- [What the task requires]:
Please output the following records exactly. Leave every image out.

(Beginning of Information)

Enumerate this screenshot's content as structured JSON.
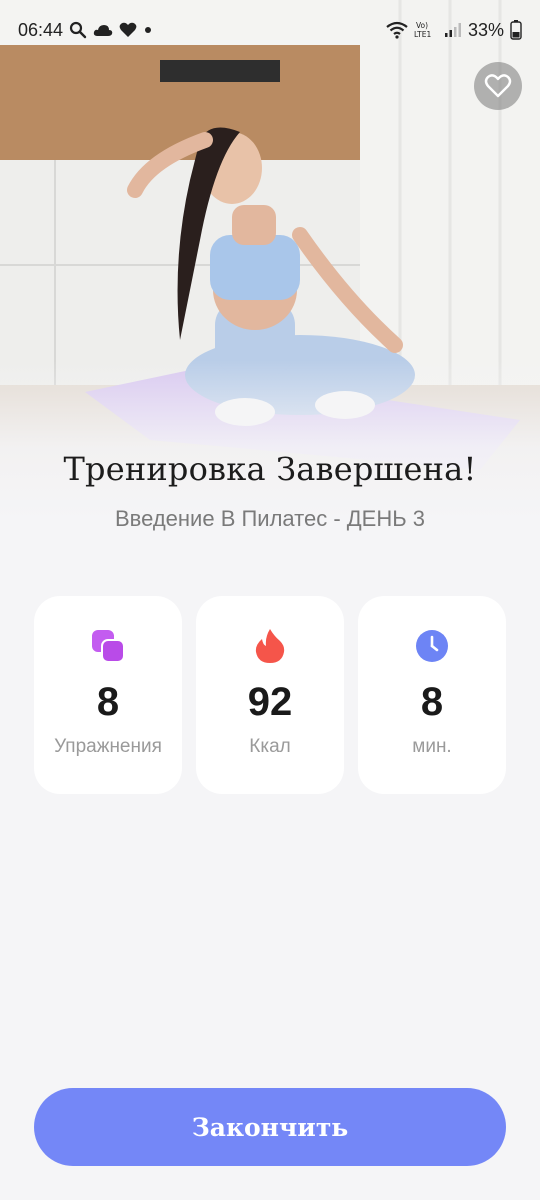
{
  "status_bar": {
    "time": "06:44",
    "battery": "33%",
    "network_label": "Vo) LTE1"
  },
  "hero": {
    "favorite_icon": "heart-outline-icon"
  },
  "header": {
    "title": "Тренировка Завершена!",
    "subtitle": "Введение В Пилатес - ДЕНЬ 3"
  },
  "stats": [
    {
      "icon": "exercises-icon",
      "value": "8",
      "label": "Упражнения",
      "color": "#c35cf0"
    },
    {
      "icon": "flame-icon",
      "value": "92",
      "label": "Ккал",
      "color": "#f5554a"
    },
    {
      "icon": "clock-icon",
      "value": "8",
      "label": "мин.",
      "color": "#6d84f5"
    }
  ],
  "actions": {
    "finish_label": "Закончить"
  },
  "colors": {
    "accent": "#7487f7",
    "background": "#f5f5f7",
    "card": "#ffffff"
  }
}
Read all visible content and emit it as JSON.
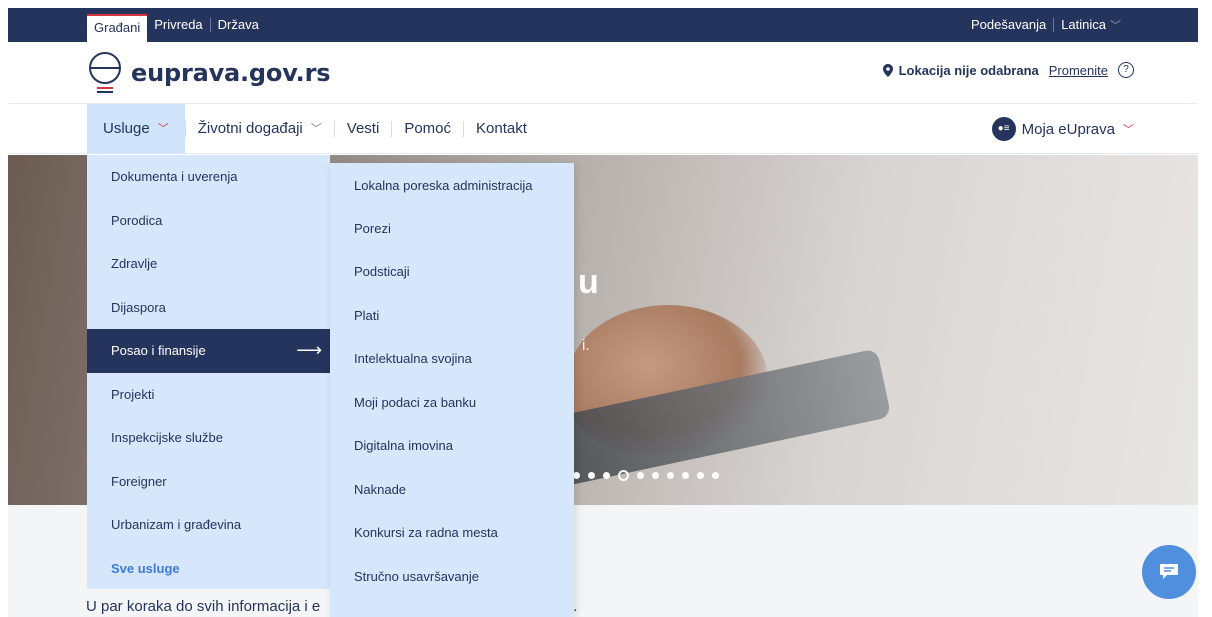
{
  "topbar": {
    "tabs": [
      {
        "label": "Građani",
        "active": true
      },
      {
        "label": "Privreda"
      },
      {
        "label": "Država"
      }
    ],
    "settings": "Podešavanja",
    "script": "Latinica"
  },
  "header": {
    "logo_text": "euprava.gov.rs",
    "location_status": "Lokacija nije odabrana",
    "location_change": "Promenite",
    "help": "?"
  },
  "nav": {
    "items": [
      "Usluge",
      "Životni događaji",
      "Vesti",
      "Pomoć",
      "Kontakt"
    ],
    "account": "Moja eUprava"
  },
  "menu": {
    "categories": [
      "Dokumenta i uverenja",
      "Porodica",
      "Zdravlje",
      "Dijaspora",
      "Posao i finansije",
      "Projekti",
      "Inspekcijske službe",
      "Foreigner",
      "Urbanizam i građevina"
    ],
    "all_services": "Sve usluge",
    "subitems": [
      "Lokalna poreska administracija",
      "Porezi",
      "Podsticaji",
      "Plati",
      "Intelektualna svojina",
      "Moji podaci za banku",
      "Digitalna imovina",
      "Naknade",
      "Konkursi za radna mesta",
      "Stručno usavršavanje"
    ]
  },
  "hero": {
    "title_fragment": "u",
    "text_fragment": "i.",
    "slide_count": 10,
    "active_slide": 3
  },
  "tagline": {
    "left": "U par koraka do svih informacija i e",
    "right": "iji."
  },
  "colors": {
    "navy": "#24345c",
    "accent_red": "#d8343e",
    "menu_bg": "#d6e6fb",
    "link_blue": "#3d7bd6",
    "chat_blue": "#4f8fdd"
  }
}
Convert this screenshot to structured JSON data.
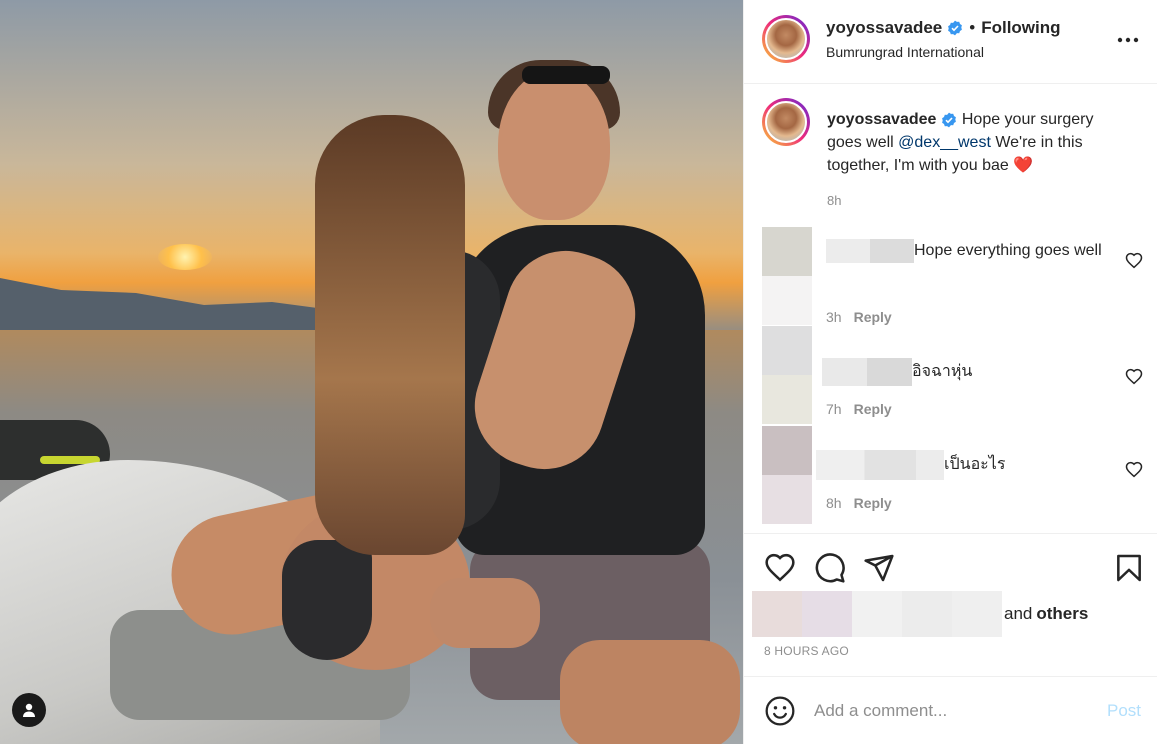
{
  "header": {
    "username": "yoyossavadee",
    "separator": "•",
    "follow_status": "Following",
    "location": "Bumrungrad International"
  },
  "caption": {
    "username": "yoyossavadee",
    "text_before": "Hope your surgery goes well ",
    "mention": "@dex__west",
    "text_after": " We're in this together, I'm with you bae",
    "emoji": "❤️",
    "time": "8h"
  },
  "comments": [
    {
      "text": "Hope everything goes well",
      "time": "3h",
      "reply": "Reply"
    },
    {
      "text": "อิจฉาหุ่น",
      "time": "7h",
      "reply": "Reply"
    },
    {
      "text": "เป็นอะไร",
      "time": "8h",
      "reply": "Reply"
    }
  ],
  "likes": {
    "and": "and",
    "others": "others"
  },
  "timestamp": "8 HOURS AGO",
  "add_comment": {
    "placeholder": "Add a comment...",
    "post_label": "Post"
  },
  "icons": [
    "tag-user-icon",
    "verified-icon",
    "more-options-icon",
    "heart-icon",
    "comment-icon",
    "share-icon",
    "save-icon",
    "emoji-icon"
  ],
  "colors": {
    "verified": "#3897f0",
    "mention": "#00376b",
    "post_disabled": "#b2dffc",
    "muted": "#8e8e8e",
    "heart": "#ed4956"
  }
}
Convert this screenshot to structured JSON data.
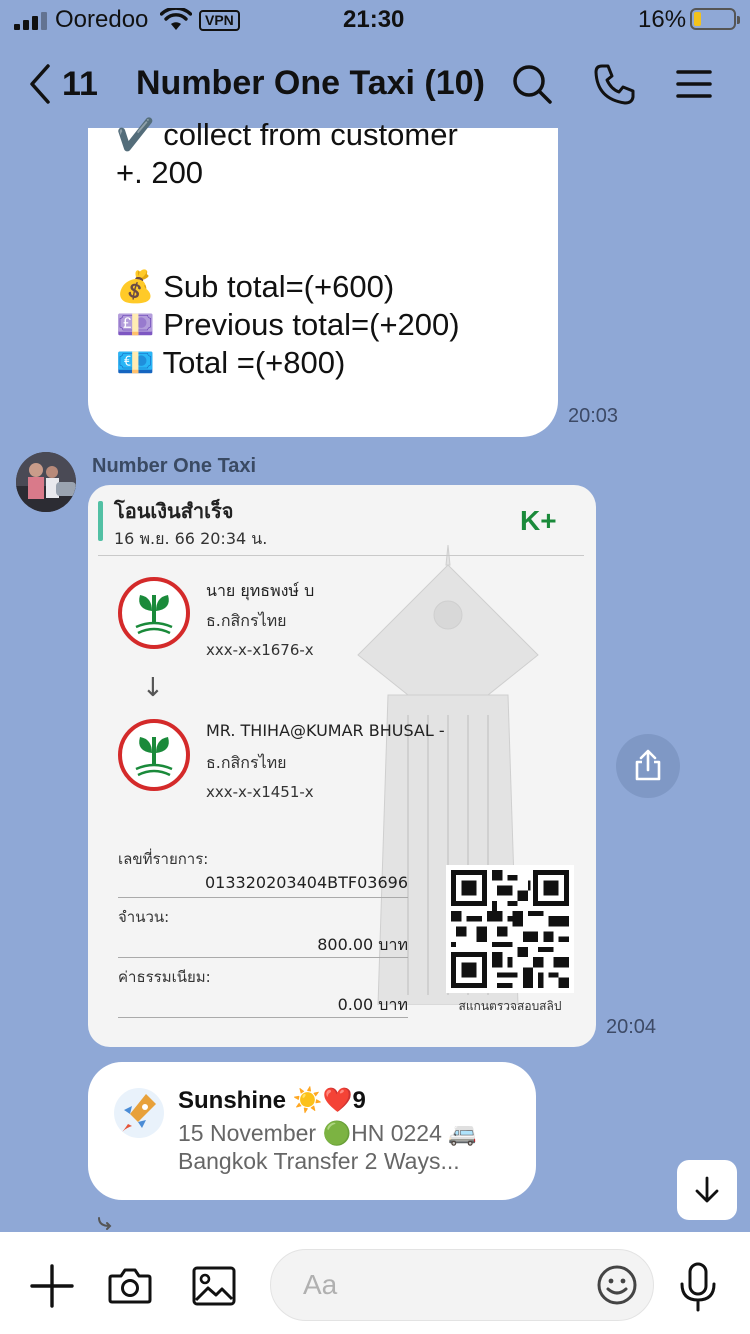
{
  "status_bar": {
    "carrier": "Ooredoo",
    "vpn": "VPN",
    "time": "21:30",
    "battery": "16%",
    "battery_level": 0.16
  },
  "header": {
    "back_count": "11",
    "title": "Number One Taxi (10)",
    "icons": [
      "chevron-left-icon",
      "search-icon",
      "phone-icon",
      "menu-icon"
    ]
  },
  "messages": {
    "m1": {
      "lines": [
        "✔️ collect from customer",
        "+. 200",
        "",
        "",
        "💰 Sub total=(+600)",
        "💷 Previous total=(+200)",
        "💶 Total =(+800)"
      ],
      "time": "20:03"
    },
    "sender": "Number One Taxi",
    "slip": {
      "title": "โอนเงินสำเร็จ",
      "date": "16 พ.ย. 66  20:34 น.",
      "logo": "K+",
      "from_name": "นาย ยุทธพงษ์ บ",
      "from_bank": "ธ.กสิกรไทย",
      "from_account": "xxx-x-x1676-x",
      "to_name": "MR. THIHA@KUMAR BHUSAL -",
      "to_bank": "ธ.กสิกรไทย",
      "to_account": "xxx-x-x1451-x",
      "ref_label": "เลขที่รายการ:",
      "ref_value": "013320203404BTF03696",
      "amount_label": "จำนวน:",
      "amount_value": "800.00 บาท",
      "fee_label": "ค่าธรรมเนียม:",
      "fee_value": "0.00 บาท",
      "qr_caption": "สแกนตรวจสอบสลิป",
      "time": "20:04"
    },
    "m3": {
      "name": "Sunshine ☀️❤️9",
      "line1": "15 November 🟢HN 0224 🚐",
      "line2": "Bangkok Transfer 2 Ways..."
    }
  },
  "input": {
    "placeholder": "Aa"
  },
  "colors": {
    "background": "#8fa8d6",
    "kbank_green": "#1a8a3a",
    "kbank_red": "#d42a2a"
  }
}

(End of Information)

- [The completed task]:
Enumerate this screenshot's content as structured JSON.
{
  "status_bar": {
    "time": "06:44",
    "battery": "33%",
    "network_label": "Vo) LTE1"
  },
  "hero": {
    "favorite_icon": "heart-outline-icon"
  },
  "header": {
    "title": "Тренировка Завершена!",
    "subtitle": "Введение В Пилатес - ДЕНЬ 3"
  },
  "stats": [
    {
      "icon": "exercises-icon",
      "value": "8",
      "label": "Упражнения",
      "color": "#c35cf0"
    },
    {
      "icon": "flame-icon",
      "value": "92",
      "label": "Ккал",
      "color": "#f5554a"
    },
    {
      "icon": "clock-icon",
      "value": "8",
      "label": "мин.",
      "color": "#6d84f5"
    }
  ],
  "actions": {
    "finish_label": "Закончить"
  },
  "colors": {
    "accent": "#7487f7",
    "background": "#f5f5f7",
    "card": "#ffffff"
  }
}
Read all visible content and emit it as JSON.
{
  "topbar": {
    "tabs": [
      {
        "label": "Građani",
        "active": true
      },
      {
        "label": "Privreda"
      },
      {
        "label": "Država"
      }
    ],
    "settings": "Podešavanja",
    "script": "Latinica"
  },
  "header": {
    "logo_text": "euprava.gov.rs",
    "location_status": "Lokacija nije odabrana",
    "location_change": "Promenite",
    "help": "?"
  },
  "nav": {
    "items": [
      "Usluge",
      "Životni događaji",
      "Vesti",
      "Pomoć",
      "Kontakt"
    ],
    "account": "Moja eUprava"
  },
  "menu": {
    "categories": [
      "Dokumenta i uverenja",
      "Porodica",
      "Zdravlje",
      "Dijaspora",
      "Posao i finansije",
      "Projekti",
      "Inspekcijske službe",
      "Foreigner",
      "Urbanizam i građevina"
    ],
    "all_services": "Sve usluge",
    "subitems": [
      "Lokalna poreska administracija",
      "Porezi",
      "Podsticaji",
      "Plati",
      "Intelektualna svojina",
      "Moji podaci za banku",
      "Digitalna imovina",
      "Naknade",
      "Konkursi za radna mesta",
      "Stručno usavršavanje"
    ]
  },
  "hero": {
    "title_fragment": "u",
    "text_fragment": "i.",
    "slide_count": 10,
    "active_slide": 3
  },
  "tagline": {
    "left": "U par koraka do svih informacija i e",
    "right": "iji."
  },
  "colors": {
    "navy": "#24345c",
    "accent_red": "#d8343e",
    "menu_bg": "#d6e6fb",
    "link_blue": "#3d7bd6",
    "chat_blue": "#4f8fdd"
  }
}
Convert this screenshot to structured JSON data.
{
  "header": {
    "username": "yoyossavadee",
    "separator": "•",
    "follow_status": "Following",
    "location": "Bumrungrad International"
  },
  "caption": {
    "username": "yoyossavadee",
    "text_before": "Hope your surgery goes well ",
    "mention": "@dex__west",
    "text_after": " We're in this together, I'm with you bae",
    "emoji": "❤️",
    "time": "8h"
  },
  "comments": [
    {
      "text": "Hope everything goes well",
      "time": "3h",
      "reply": "Reply"
    },
    {
      "text": "อิจฉาหุ่น",
      "time": "7h",
      "reply": "Reply"
    },
    {
      "text": "เป็นอะไร",
      "time": "8h",
      "reply": "Reply"
    }
  ],
  "likes": {
    "and": "and",
    "others": "others"
  },
  "timestamp": "8 HOURS AGO",
  "add_comment": {
    "placeholder": "Add a comment...",
    "post_label": "Post"
  },
  "icons": [
    "tag-user-icon",
    "verified-icon",
    "more-options-icon",
    "heart-icon",
    "comment-icon",
    "share-icon",
    "save-icon",
    "emoji-icon"
  ],
  "colors": {
    "verified": "#3897f0",
    "mention": "#00376b",
    "post_disabled": "#b2dffc",
    "muted": "#8e8e8e",
    "heart": "#ed4956"
  }
}
Convert this screenshot to structured JSON data.
{
  "status_bar": {
    "carrier": "Ooredoo",
    "vpn": "VPN",
    "time": "21:30",
    "battery": "16%",
    "battery_level": 0.16
  },
  "header": {
    "back_count": "11",
    "title": "Number One Taxi (10)",
    "icons": [
      "chevron-left-icon",
      "search-icon",
      "phone-icon",
      "menu-icon"
    ]
  },
  "messages": {
    "m1": {
      "lines": [
        "✔️ collect from customer",
        "+. 200",
        "",
        "",
        "💰 Sub total=(+600)",
        "💷 Previous total=(+200)",
        "💶 Total =(+800)"
      ],
      "time": "20:03"
    },
    "sender": "Number One Taxi",
    "slip": {
      "title": "โอนเงินสำเร็จ",
      "date": "16 พ.ย. 66  20:34 น.",
      "logo": "K+",
      "from_name": "นาย ยุทธพงษ์ บ",
      "from_bank": "ธ.กสิกรไทย",
      "from_account": "xxx-x-x1676-x",
      "to_name": "MR. THIHA@KUMAR BHUSAL -",
      "to_bank": "ธ.กสิกรไทย",
      "to_account": "xxx-x-x1451-x",
      "ref_label": "เลขที่รายการ:",
      "ref_value": "013320203404BTF03696",
      "amount_label": "จำนวน:",
      "amount_value": "800.00 บาท",
      "fee_label": "ค่าธรรมเนียม:",
      "fee_value": "0.00 บาท",
      "qr_caption": "สแกนตรวจสอบสลิป",
      "time": "20:04"
    },
    "m3": {
      "name": "Sunshine ☀️❤️9",
      "line1": "15 November 🟢HN 0224 🚐",
      "line2": "Bangkok Transfer 2 Ways..."
    }
  },
  "input": {
    "placeholder": "Aa"
  },
  "colors": {
    "background": "#8fa8d6",
    "kbank_green": "#1a8a3a",
    "kbank_red": "#d42a2a"
  }
}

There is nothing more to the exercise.